Please repeat each line below exactly, with no images in the copy.

====================

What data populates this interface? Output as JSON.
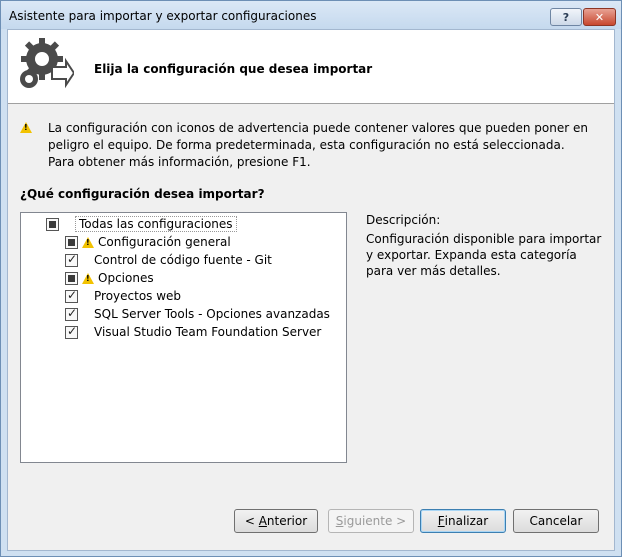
{
  "window": {
    "title": "Asistente para importar y exportar configuraciones",
    "help_label": "?",
    "close_label": "✕"
  },
  "header": {
    "title": "Elija la configuración que desea importar"
  },
  "warning": {
    "text": "La configuración con iconos de advertencia puede contener valores que pueden poner en peligro el equipo. De forma predeterminada, esta configuración no está seleccionada. Para obtener más información, presione F1."
  },
  "question": "¿Qué configuración desea importar?",
  "tree": {
    "root": {
      "label": "Todas las configuraciones",
      "state": "partial"
    },
    "items": [
      {
        "label": "Configuración general",
        "state": "partial",
        "warning": true
      },
      {
        "label": "Control de código fuente - Git",
        "state": "checked",
        "warning": false
      },
      {
        "label": "Opciones",
        "state": "partial",
        "warning": true
      },
      {
        "label": "Proyectos web",
        "state": "checked",
        "warning": false
      },
      {
        "label": "SQL Server Tools - Opciones avanzadas",
        "state": "checked",
        "warning": false
      },
      {
        "label": "Visual Studio Team Foundation Server",
        "state": "checked",
        "warning": false
      }
    ]
  },
  "description": {
    "title": "Descripción:",
    "text": "Configuración disponible para importar y exportar. Expanda esta categoría para ver más detalles."
  },
  "buttons": {
    "back_prefix": "< ",
    "back_mnemonic": "A",
    "back_rest": "nterior",
    "next_mnemonic": "S",
    "next_rest": "iguiente >",
    "finish_mnemonic": "F",
    "finish_rest": "inalizar",
    "cancel": "Cancelar"
  },
  "colors": {
    "title_bar": "#c5d9ee",
    "warning_icon": "#f2c200",
    "close_button": "#c8482f"
  }
}
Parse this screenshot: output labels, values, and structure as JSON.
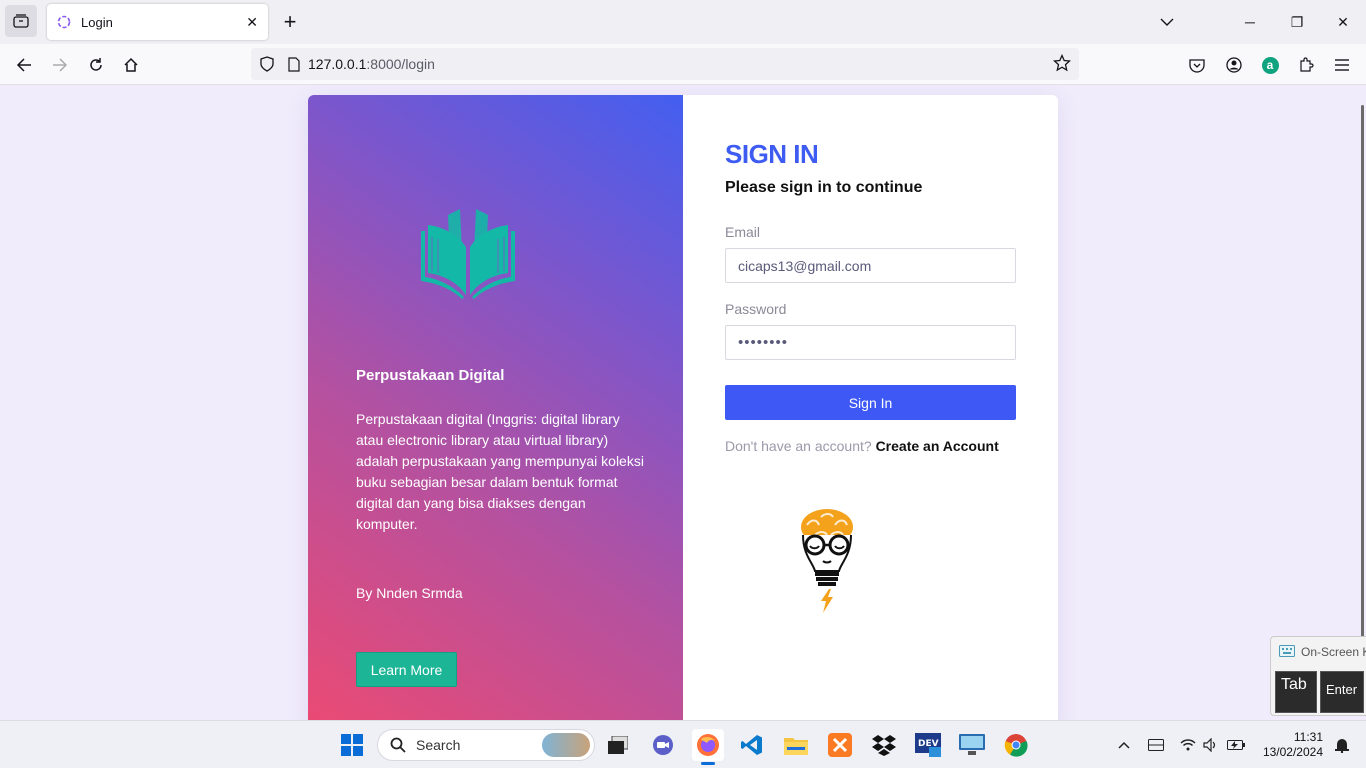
{
  "browser": {
    "tab_title": "Login",
    "url_host": "127.0.0.1",
    "url_path": ":8000/login"
  },
  "left_panel": {
    "title": "Perpustakaan Digital",
    "description": "Perpustakaan digital (Inggris: digital library atau electronic library atau virtual library) adalah perpustakaan yang mempunyai koleksi buku sebagian besar dalam bentuk format digital dan yang bisa diakses dengan komputer.",
    "author": "By Nnden Srmda",
    "learn_more_label": "Learn More"
  },
  "login_form": {
    "title": "SIGN IN",
    "subtitle": "Please sign in to continue",
    "email_label": "Email",
    "email_value": "cicaps13@gmail.com",
    "password_label": "Password",
    "password_value": "••••••••",
    "submit_label": "Sign In",
    "no_account_text": "Don't have an account?",
    "create_account_label": "Create an Account"
  },
  "taskbar": {
    "search_label": "Search",
    "time": "11:31",
    "date": "13/02/2024"
  },
  "osk": {
    "title": "On-Screen K",
    "tab_key": "Tab",
    "enter_key": "Enter"
  },
  "colors": {
    "accent": "#3d58f5",
    "teal": "#1cb596",
    "title_blue": "#3e5bf2"
  }
}
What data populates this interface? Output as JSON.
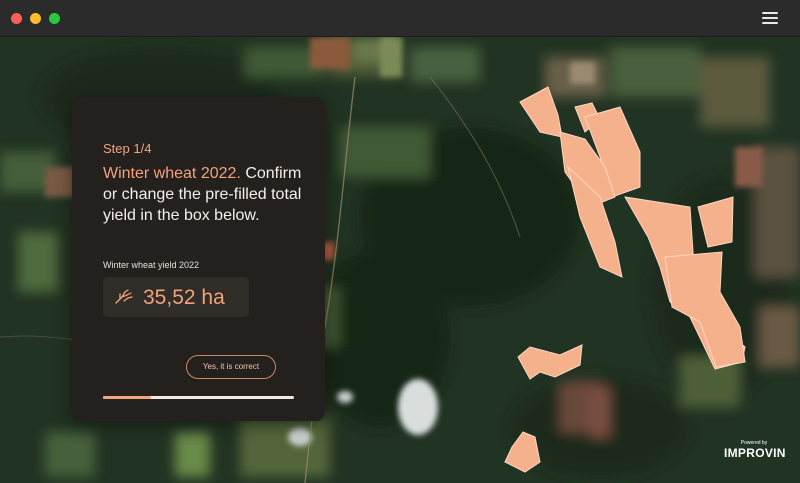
{
  "window": {
    "controls": [
      "close",
      "minimize",
      "maximize"
    ],
    "menu_icon": "hamburger-menu-icon"
  },
  "card": {
    "step": "Step 1/4",
    "heading_accent": "Winter wheat 2022.",
    "heading_rest": "Confirm or change the pre-filled total yield in the box below.",
    "field_label": "Winter wheat yield 2022",
    "yield_icon": "wheat-icon",
    "yield_value": "35,52 ha",
    "confirm_label": "Yes, it is correct",
    "progress_fraction": 0.25
  },
  "branding": {
    "powered_by": "Powered by",
    "logo_text": "IMPROVIN"
  },
  "colors": {
    "accent": "#f3a27c",
    "field_highlight": "#f5b08c",
    "card_bg": "#23201d"
  }
}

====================

# [Exercise result]
What data populates this interface? Output as JSON.
{
  "window": {
    "title": "Asistente para importar y exportar configuraciones",
    "help_label": "?",
    "close_label": "✕"
  },
  "header": {
    "title": "Elija la configuración que desea importar"
  },
  "warning": {
    "text": "La configuración con iconos de advertencia puede contener valores que pueden poner en peligro el equipo. De forma predeterminada, esta configuración no está seleccionada. Para obtener más información, presione F1."
  },
  "question": "¿Qué configuración desea importar?",
  "tree": {
    "root": {
      "label": "Todas las configuraciones",
      "state": "partial"
    },
    "items": [
      {
        "label": "Configuración general",
        "state": "partial",
        "warning": true
      },
      {
        "label": "Control de código fuente - Git",
        "state": "checked",
        "warning": false
      },
      {
        "label": "Opciones",
        "state": "partial",
        "warning": true
      },
      {
        "label": "Proyectos web",
        "state": "checked",
        "warning": false
      },
      {
        "label": "SQL Server Tools - Opciones avanzadas",
        "state": "checked",
        "warning": false
      },
      {
        "label": "Visual Studio Team Foundation Server",
        "state": "checked",
        "warning": false
      }
    ]
  },
  "description": {
    "title": "Descripción:",
    "text": "Configuración disponible para importar y exportar. Expanda esta categoría para ver más detalles."
  },
  "buttons": {
    "back_prefix": "< ",
    "back_mnemonic": "A",
    "back_rest": "nterior",
    "next_mnemonic": "S",
    "next_rest": "iguiente >",
    "finish_mnemonic": "F",
    "finish_rest": "inalizar",
    "cancel": "Cancelar"
  },
  "colors": {
    "title_bar": "#c5d9ee",
    "warning_icon": "#f2c200",
    "close_button": "#c8482f"
  }
}
Parse this screenshot: output labels, values, and structure as JSON.
{
  "browser": {
    "tab_title": "Login",
    "url_host": "127.0.0.1",
    "url_path": ":8000/login"
  },
  "left_panel": {
    "title": "Perpustakaan Digital",
    "description": "Perpustakaan digital (Inggris: digital library atau electronic library atau virtual library) adalah perpustakaan yang mempunyai koleksi buku sebagian besar dalam bentuk format digital dan yang bisa diakses dengan komputer.",
    "author": "By Nnden Srmda",
    "learn_more_label": "Learn More"
  },
  "login_form": {
    "title": "SIGN IN",
    "subtitle": "Please sign in to continue",
    "email_label": "Email",
    "email_value": "cicaps13@gmail.com",
    "password_label": "Password",
    "password_value": "••••••••",
    "submit_label": "Sign In",
    "no_account_text": "Don't have an account?",
    "create_account_label": "Create an Account"
  },
  "taskbar": {
    "search_label": "Search",
    "time": "11:31",
    "date": "13/02/2024"
  },
  "osk": {
    "title": "On-Screen K",
    "tab_key": "Tab",
    "enter_key": "Enter"
  },
  "colors": {
    "accent": "#3d58f5",
    "teal": "#1cb596",
    "title_blue": "#3e5bf2"
  }
}
What data populates this interface? Output as JSON.
{
  "window": {
    "controls": [
      "close",
      "minimize",
      "maximize"
    ],
    "menu_icon": "hamburger-menu-icon"
  },
  "card": {
    "step": "Step 1/4",
    "heading_accent": "Winter wheat 2022.",
    "heading_rest": "Confirm or change the pre-filled total yield in the box below.",
    "field_label": "Winter wheat yield 2022",
    "yield_icon": "wheat-icon",
    "yield_value": "35,52 ha",
    "confirm_label": "Yes, it is correct",
    "progress_fraction": 0.25
  },
  "branding": {
    "powered_by": "Powered by",
    "logo_text": "IMPROVIN"
  },
  "colors": {
    "accent": "#f3a27c",
    "field_highlight": "#f5b08c",
    "card_bg": "#23201d"
  }
}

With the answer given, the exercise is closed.